Somken Bones Cookshack

I met some people at the Smoken Bones Cookshack in Langford last night. I had heard a lot of good things about the place. Kudos from all over in fact. I was going in with high expectations - they were not met.

The food was not bad, but it was not something I would cross a city for. I had some higher expectations of the food, I was going in for some high quality BBQ but alas it was only average.

When I go out for BBQ, I want something better than I can do at home. Fairway Market often has some screaming deals on large pieces of meat such as pork shoulder. When they are on special I buy two or three and freeze them. In watching Good Eats I learned a bit about how to cook a cheap piece of meat and make it amazing. I can not BBQ my pork because I do it in my oven, but over a 24 hour period I can get that low and slow BBQ heat. I also put on a nice rub. By the end of the process I have meat that falls off of the bone, the collagen has transformed into gelatine and the outside has a wonderful crisp bark. There was no smoke, but the result is a wonderful cousin to pulled pork BBQ. I aim for a sauce that is not to sweet and has a nice spice bite to it.

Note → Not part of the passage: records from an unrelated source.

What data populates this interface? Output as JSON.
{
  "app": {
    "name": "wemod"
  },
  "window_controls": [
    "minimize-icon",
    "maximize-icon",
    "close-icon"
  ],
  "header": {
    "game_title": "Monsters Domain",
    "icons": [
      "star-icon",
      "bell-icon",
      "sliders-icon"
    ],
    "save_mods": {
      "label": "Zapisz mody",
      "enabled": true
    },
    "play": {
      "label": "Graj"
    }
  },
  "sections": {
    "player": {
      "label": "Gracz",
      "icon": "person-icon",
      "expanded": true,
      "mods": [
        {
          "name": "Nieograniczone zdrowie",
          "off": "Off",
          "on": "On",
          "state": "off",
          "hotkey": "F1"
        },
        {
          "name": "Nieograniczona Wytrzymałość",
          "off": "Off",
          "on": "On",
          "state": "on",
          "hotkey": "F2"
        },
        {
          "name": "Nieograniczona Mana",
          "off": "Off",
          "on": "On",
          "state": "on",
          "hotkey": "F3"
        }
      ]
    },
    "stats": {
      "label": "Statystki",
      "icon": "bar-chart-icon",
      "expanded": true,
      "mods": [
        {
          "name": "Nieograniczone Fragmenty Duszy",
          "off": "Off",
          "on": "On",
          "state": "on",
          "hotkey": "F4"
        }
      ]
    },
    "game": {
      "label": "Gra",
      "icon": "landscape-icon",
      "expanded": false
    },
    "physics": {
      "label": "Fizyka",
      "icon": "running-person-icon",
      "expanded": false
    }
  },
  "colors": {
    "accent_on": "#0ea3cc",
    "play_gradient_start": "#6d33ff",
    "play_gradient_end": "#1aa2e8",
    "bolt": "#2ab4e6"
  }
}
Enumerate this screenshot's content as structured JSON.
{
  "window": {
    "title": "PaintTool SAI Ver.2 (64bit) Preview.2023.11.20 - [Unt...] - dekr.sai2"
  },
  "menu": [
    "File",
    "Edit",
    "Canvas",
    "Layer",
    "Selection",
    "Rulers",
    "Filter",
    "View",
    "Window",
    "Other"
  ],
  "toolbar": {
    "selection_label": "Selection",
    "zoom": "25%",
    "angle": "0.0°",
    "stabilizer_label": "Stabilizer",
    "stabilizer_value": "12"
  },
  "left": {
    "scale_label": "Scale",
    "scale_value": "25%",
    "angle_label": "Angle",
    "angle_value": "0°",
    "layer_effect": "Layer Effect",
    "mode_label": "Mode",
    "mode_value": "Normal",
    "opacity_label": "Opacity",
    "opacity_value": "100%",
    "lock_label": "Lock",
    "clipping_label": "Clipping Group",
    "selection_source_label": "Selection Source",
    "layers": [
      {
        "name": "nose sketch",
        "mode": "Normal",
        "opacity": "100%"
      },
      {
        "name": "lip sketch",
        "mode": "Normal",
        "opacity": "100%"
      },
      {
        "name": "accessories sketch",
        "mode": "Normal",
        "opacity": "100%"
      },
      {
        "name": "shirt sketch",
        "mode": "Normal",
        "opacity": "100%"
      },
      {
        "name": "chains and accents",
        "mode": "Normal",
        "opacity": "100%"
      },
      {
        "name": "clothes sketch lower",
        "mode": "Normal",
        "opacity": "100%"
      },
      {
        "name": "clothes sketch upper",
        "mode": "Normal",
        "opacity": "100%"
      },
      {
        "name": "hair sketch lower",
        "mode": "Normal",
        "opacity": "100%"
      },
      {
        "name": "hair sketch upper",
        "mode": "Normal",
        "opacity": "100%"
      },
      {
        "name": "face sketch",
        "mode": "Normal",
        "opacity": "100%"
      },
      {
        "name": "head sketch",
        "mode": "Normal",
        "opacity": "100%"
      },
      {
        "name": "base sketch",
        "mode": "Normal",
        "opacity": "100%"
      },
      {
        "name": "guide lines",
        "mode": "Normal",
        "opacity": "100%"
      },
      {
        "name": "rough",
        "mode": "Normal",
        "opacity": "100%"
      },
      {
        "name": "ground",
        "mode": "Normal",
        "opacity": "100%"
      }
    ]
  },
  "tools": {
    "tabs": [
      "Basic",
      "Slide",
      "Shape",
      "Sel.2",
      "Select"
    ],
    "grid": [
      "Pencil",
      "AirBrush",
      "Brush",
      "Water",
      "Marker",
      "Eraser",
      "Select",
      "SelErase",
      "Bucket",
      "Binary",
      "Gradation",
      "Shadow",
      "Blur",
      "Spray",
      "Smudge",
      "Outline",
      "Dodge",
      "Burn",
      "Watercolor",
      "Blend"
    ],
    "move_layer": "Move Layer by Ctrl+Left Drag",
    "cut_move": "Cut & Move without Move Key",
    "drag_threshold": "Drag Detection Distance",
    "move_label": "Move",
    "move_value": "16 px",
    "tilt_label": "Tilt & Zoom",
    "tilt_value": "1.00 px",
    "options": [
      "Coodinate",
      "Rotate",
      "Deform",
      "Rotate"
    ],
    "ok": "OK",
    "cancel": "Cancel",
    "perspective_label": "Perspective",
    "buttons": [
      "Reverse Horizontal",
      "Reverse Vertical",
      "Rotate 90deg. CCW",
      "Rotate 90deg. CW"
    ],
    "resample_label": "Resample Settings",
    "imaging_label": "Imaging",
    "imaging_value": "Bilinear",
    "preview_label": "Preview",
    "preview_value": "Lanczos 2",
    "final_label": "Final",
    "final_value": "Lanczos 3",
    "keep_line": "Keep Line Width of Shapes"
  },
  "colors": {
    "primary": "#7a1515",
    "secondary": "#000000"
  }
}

Last night what we got was not as good as what I make at home. Sheila had the pulled pork po' boy and felt the meat was over powered by the sweet sauce and did not have that lip smacking mouth feel or the crunch of the bark. She was also unimpressed with the bun itself.

I had the beef brisket and I hate to say it, the meat was the junior partner to the sauce. It was tender but lost. It was also sliced and not pulled apart which I expected. The sides I had were the BBQ beans - forgettable - and the dirty rice cake which was very good.

The restaurant was full and people were waiting to get in, so clearly my opinion of the food does not mesh with the public opinion of the food. Ultimately I can not help but wonder if the BBQ there is muted to appeal to a larger audience. Running a restaurant in Victoria is an exercise in Pollyanna optimism, so few of them succeed. Success comes from getting people in through your door and promoting yourself. Smoken Bones manages to do that.

I have to give a lot of credit to chef Ken Hueston for working with local producers and trying to source his ingredients locally. He is a member of the Island Chefs' Collaborative.